With memory modules of this calibre, it is fair to assume that a large proportion of the user base will be looking for the kit’s highest attainable frequency with good enough stability. That doesn’t mean that the ability for the overclocked kit to run every benchmark with stability is crucial, but it does place an importance on being able to boot and run at least one test flawlessly.
We will be tweaking the base clock to fine-tune the memory overclock. Due to the above point, and the fact that the processor frequency will be different to when the RAM was running at stock speeds, there is little point in showing comparison benchmarks. Instead, we will use a single run of Super Pi 16M to verify stability.
As we do not have access to sub-zero testing equipment, we will be relying on tweaks and voltage settings when using an air-cooled system.
We started out by using the 1.25x CPU strap so that we could use a BCLK above the 125MHz-mark for our overclocking attempts. We soon realised that the ADATA XPG V2 modules had plenty of overclocking headroom and we therefore switched to using the 1.67x CPU strap.
To eliminate base clock bottlenecks, we used a number of increased voltages for the CPU and system.
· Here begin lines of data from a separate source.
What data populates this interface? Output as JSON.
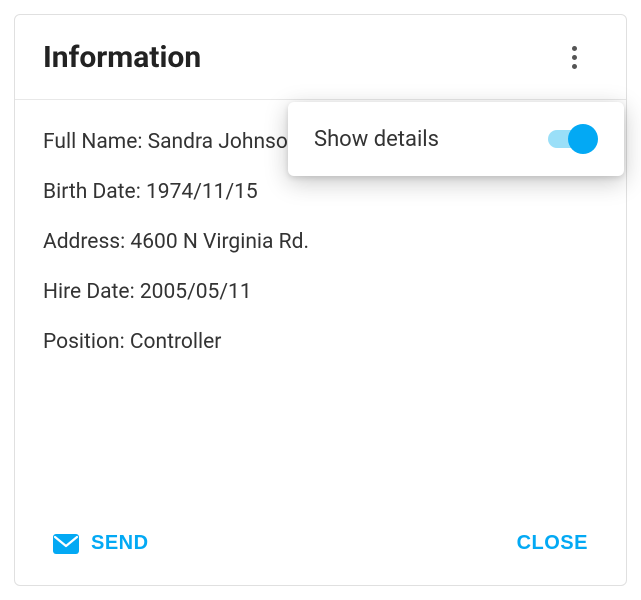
{
  "card": {
    "title": "Information",
    "fields": [
      {
        "label": "Full Name",
        "value": "Sandra Johnson"
      },
      {
        "label": "Birth Date",
        "value": "1974/11/15"
      },
      {
        "label": "Address",
        "value": "4600 N Virginia Rd."
      },
      {
        "label": "Hire Date",
        "value": "2005/05/11"
      },
      {
        "label": "Position",
        "value": "Controller"
      }
    ],
    "actions": {
      "send_label": "SEND",
      "close_label": "CLOSE"
    }
  },
  "popup": {
    "label": "Show details",
    "switch_on": true
  }
}
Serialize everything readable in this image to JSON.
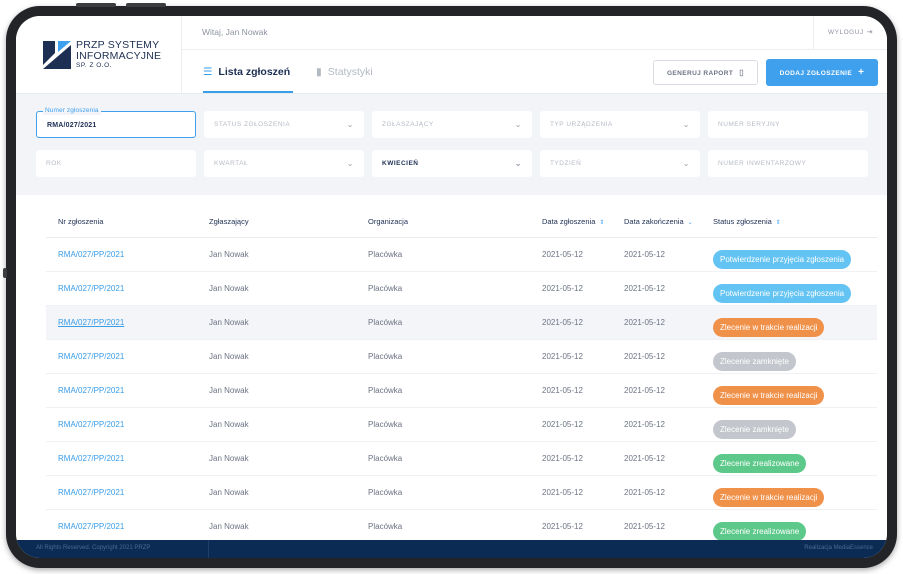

The CPU multiplier was dropped to eliminate instability due to a high processor speed.
The tweaks applied included a 1.7015V DRAM voltage, various CPU voltage increases and setting changes for BCLK overclocking stability, and a CPU input voltage of 1.900V. ASRock’s automated settings proved favourable for overclocking performance and didn’t require changing.
Our best result using the stock timings was 3280MHz (164MHz BCLK) using a DRAM voltage of 1.7015V. We did manage to reach the same 3288MHz (using the 1.25x CPU strap and a 137MHz BCLK) that Avexir’s Core Extreme Series modules hit using the ASRock Z87 OC Formula motherboard, but stability in Windows was certainly questionable, as proven by two consecutive BSODs.
Our validation with the ADATA XPG V2 3100MHz memory kit running at a 3280MHz DRAM frequency with stock timings of 12-14-14-36-2T can be viewed here.
In order to push further and obtain the maximum memory frequency at 1.7015V, timings were loosened to 14-15-15-40-2T.
The highest memory overclock that we achieved with the ADATA XPG V2 memory modules was 3340MHz, using a 167MHz base clock.
We wouldn’t call this a 24/7 stable overclock with our settings, although a little voltage tweaking (with better cooling, perhaps) would have garnered improved stability.
3340MHz was the highest frequency that we achieved; 1MHz higher on the BCLK and the system simply would not boot.
Our validation running at a 3340MHz DRAM frequency with loosened timings can be viewed here.